Sunday, May 6, 2012

Fifth Sunday in Easter Season - 2012

Reading 1       Acts 9:26-31

When Saul arrived in Jerusalem he tried to join the disciples, but they were all afraid of him, not believing that he was a disciple.  Then Barnabas took charge of him and brought him to the apostles, and he reported to them how he had seen the Lord, and that he had spoken to him, and how in Damascus he had spoken out boldly in the name of Jesus.  He moved about freely with them in Jerusalem, and spoke out boldly in the name of the Lord.  He also spoke and debated with the Hellenists, but they tried to kill him.  And when the brothers learned of this, they took him down to Caesarea and sent him on his way to Tarsus.  The church throughout all Judea, Galilee, and Samaria was at peace. It was being built up and walked in the fear of the Lord, and with the consolation of the Holy Spirit it grew in numbers.

If you read this selections from the Acts of the Apostles, you might sense that Luke is recording a significant moment in the history of the Church that Jesus founded upon his apostles.  In short, imagine what the Church might have been like had there not been a Barnabas or had Barnabas not been the philanthropist he was for the early Church.  Were it not for Barnabas, would Paul of Tarsus become the remarkable influence in the Church then and now?  It was Barnabas who believed in the man who had been a frightful power against the early Christians.  Why should the Christians be willing to risk placing trust in the man once was so fiercely committed against the Christians?

We might consider the event above a one-time moment in history.  Maybe so but do we not find ourselves facing similar situations in our lives today, in our Church today, in our society today?  Consider the men and women who become marginalized in our society because of their prior actions against society or individuals in a community:  the drug addict, the embezzler, the rapist, the liar and the illegal aliens.  Are we willing to offer any such person a "second chance"?  Are we willing to work with those who may have broken a trust at one time or another?  Are we open to the possibility that one act of kindness might change a life from evil to good?  Are we afraid to be a modern-day Barnabas?

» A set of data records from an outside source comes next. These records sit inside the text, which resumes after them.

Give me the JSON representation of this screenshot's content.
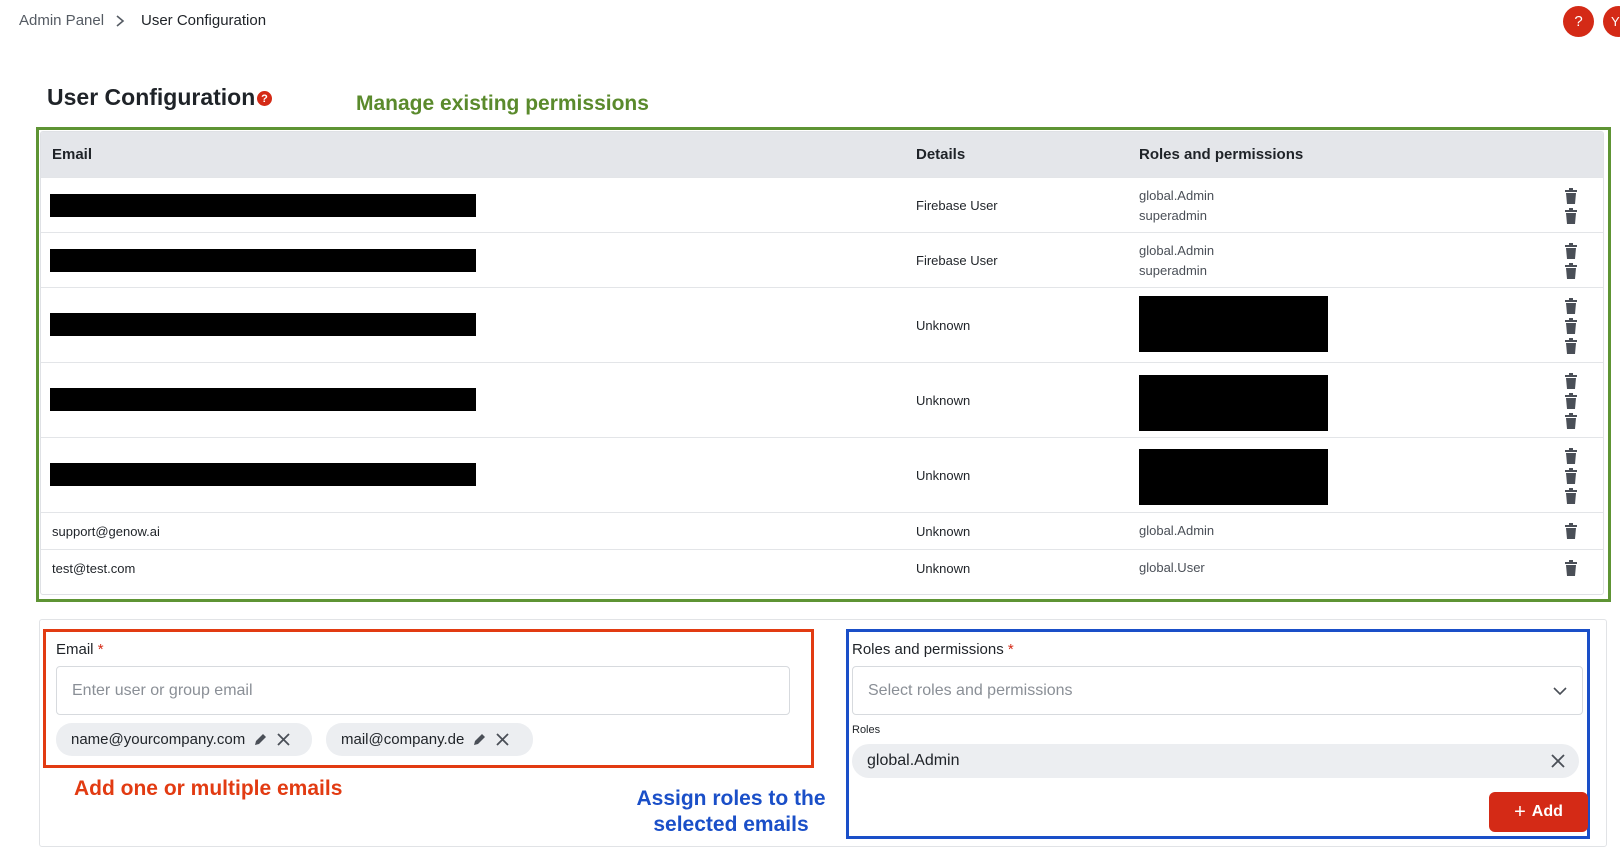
{
  "breadcrumb": {
    "parent": "Admin Panel",
    "current": "User Configuration"
  },
  "header": {
    "help_glyph": "?",
    "avatar_initial": "Y"
  },
  "page": {
    "title": "User Configuration",
    "help_glyph": "?"
  },
  "annotations": {
    "manage": "Manage existing permissions",
    "add_emails": "Add one or multiple emails",
    "assign_roles_line1": "Assign roles to the",
    "assign_roles_line2": "selected emails"
  },
  "table": {
    "headers": {
      "email": "Email",
      "details": "Details",
      "roles": "Roles and permissions"
    },
    "rows": [
      {
        "email": "",
        "email_redacted": true,
        "details": "Firebase User",
        "roles": [
          "global.Admin",
          "superadmin"
        ],
        "roles_redacted": false
      },
      {
        "email": "",
        "email_redacted": true,
        "details": "Firebase User",
        "roles": [
          "global.Admin",
          "superadmin"
        ],
        "roles_redacted": false
      },
      {
        "email": "",
        "email_redacted": true,
        "details": "Unknown",
        "roles": [],
        "roles_redacted": true,
        "role_count": 3
      },
      {
        "email": "",
        "email_redacted": true,
        "details": "Unknown",
        "roles": [],
        "roles_redacted": true,
        "role_count": 3
      },
      {
        "email": "",
        "email_redacted": true,
        "details": "Unknown",
        "roles": [],
        "roles_redacted": true,
        "role_count": 3
      },
      {
        "email": "support@genow.ai",
        "email_redacted": false,
        "details": "Unknown",
        "roles": [
          "global.Admin"
        ],
        "roles_redacted": false
      },
      {
        "email": "test@test.com",
        "email_redacted": false,
        "details": "Unknown",
        "roles": [
          "global.User"
        ],
        "roles_redacted": false
      }
    ]
  },
  "form": {
    "email_label": "Email",
    "required_mark": "*",
    "email_placeholder": "Enter user or group email",
    "email_chips": [
      "name@yourcompany.com",
      "mail@company.de"
    ],
    "roles_label": "Roles and permissions",
    "roles_placeholder": "Select roles and permissions",
    "roles_group_label": "Roles",
    "selected_roles": [
      "global.Admin"
    ],
    "add_plus": "+",
    "add_button": "Add"
  },
  "colors": {
    "accent_red": "#d42a16",
    "annot_green": "#5e9434",
    "annot_red": "#e23b12",
    "annot_blue": "#1a4fc8"
  },
  "icons": [
    "chevron-right-icon",
    "help-icon",
    "trash-icon",
    "pencil-icon",
    "close-icon",
    "chevron-down-icon",
    "plus-icon"
  ]
}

The suffering and death of Jesus Christ in all of its brutality should be a reminder to all of us that the Son of God endured all of the torture of his final hours for each and every sinner.  It is Jesus who stands before his Father time and again for every sinner:  Father forgive them!  Give them another chance, another opportunity.

Take a moment to consider this:  Why would the Holy Spirit inspire the mind of St. Luke to include an account of Paul's introduction by Barnabas?  Why would Barnabas "take charge of him (Paul) and bring him to the apostles?  Why would he risk his own reputation?  Why would he take a chance on a man who had been an enemy?  Use this moment in your own prayer to ask yourself before God "Am I in any way like those who refused to accept Paul?